Ran it back when it had just come out. A friend got it before I got hold of a copy of mine and insisted I run it (We had three Dune fanatics in the group)
It was one of my formative games as a GM and thus I learnt a lot while running. A lot of what not to do in many cases, but ce la vie. My group has fond memories of what they go up to. They weren’t Immoral, just Amoral. For the good of the House you see…
The first thing I will raise is that you want to look carefully at whether you want to include all the drama dice rules. (pg. 113-114)
The RAW says that if this rolls a 1 the best you can achieve is a pyrrhic victory. A lot of what ended up occurring in my game was based on these pyrrhic victories and the players trying to deal with what went wrong despite them succeeding. As these are all d6’s you essentially have a 1 in 6 chance of something going wrong regardless.
We ended up instituting a house rule that basically went: If the drama dice rolls a 6 and you succeed -> Dramatic success, If the drama dice rolls a 1 and you fail -> Dramatic failure. Pyrrhic Victories & Acceptable losses are ignored.
I also leant a lot on the House structure while running my game. The players had duties in their House and most of their actions went towards how to bolster the Houses standing and resources.
I had my players build their House at the start of the game alongside their characters. That way they felt more invested in the House. I used this as an opportunity to help flesh out their House and how it connected to the other Houses on the planet. I drew a rough map of the continents to help me visualise, but that is just general GM stuff.
The skill list, as @Trippy mentions, is too long and has a lot of restrictions. I.e the Propaganda Skill requires your intellect stat to be at +1, while the Psychology skill requires both Intellect at +1 and for you to have taken Suk Physician training. You will require the master list on pgs 78-79 to grasp all the restrictions.

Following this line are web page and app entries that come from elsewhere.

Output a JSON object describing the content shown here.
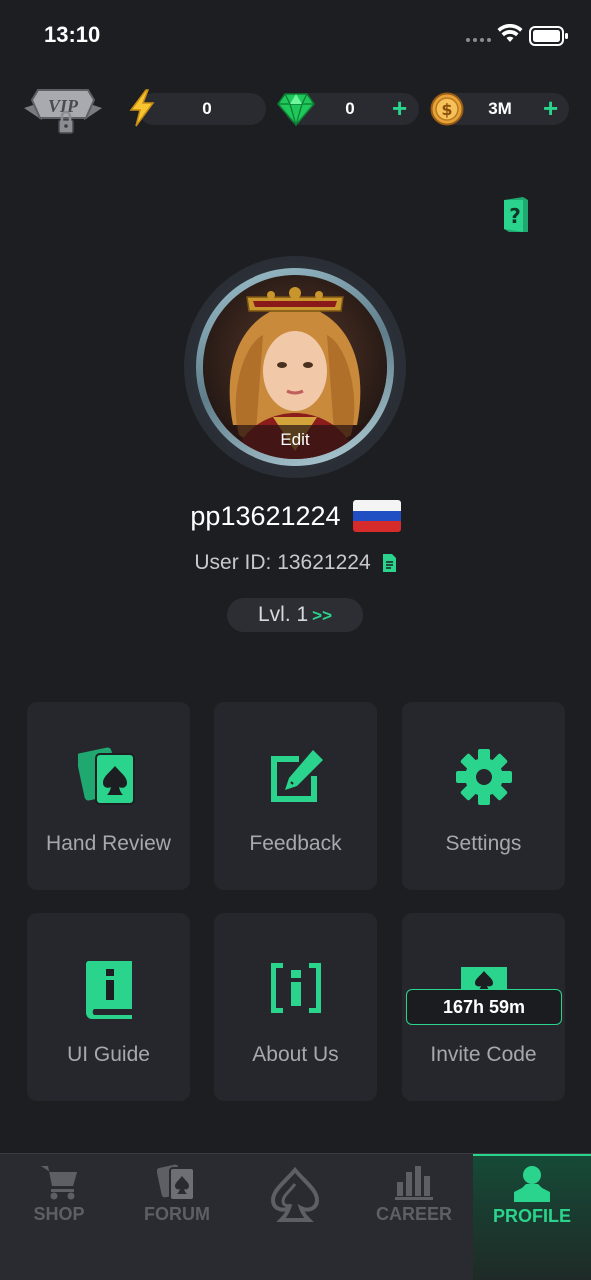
{
  "status_bar": {
    "time": "13:10"
  },
  "currency": {
    "vip_label": "VIP",
    "energy": "0",
    "gems": "0",
    "coins": "3M",
    "plus": "+"
  },
  "profile": {
    "edit_label": "Edit",
    "username": "pp13621224",
    "user_id_label": "User ID: 13621224",
    "level": "Lvl. 1",
    "level_arrow": ">>"
  },
  "menu": [
    {
      "label": "Hand Review",
      "icon": "cards-icon"
    },
    {
      "label": "Feedback",
      "icon": "edit-icon"
    },
    {
      "label": "Settings",
      "icon": "gear-icon"
    },
    {
      "label": "UI Guide",
      "icon": "guide-book-icon"
    },
    {
      "label": "About Us",
      "icon": "info-icon"
    },
    {
      "label": "Invite Code",
      "icon": "envelope-icon",
      "timer": "167h 59m"
    }
  ],
  "nav": [
    {
      "label": "SHOP",
      "icon": "cart-icon"
    },
    {
      "label": "FORUM",
      "icon": "forum-cards-icon"
    },
    {
      "label": "",
      "icon": "spade-logo-icon"
    },
    {
      "label": "CAREER",
      "icon": "bar-chart-icon"
    },
    {
      "label": "PROFILE",
      "icon": "person-icon",
      "active": true
    }
  ],
  "colors": {
    "accent": "#2bd48c",
    "background": "#1d1e22",
    "tile": "#26272c"
  }
}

One thing I will give it is that it gives a lot of suggestions for specialisations and also for the sort of difficulty levels different uses of the skill would require.
Beware the character archetypes as well. We found out part way through a scene that the assassin (currently under deep cover and so unarmed) needed to take out someone in the kitchen and found that they did not in fact have the unarmed combat skill… Cue a discussion on whether if he used the frying pan on the stove he would get a bonus for, and I quote, “Hot fat splatter”.
For combat in general you have a plethora of options. I recommend you ignore most of them.
Theoretically you have X number of Option points depending on initiative. You then use these to buy variable cost actions & reactions during the round pgs 122-125). Each subsequent action/reaction costs 1 more point. If you can’t afford to pay for an action you can’t do it. Unless it is a reaction in which case you can and you raise your difficulty by the missing points. @_@
It is telling that their example is a page and a half of solid text and ends with “Now the fight begins for true!”
I went with that my players had an action and a reaction each round.
Finally I recommend that any players who are playing a Swordmaster read Duncan Idaho’s training in the prequel books. It doesn’t really have anything to do with the RPG but does give a wonderful feel for the sort of varied training they go through to become a rounded Swordmaster
I’m pretty sure I still have my folder of the game upstairs somewhere. So many plans, so many schemes, so so many pyrrhic victories…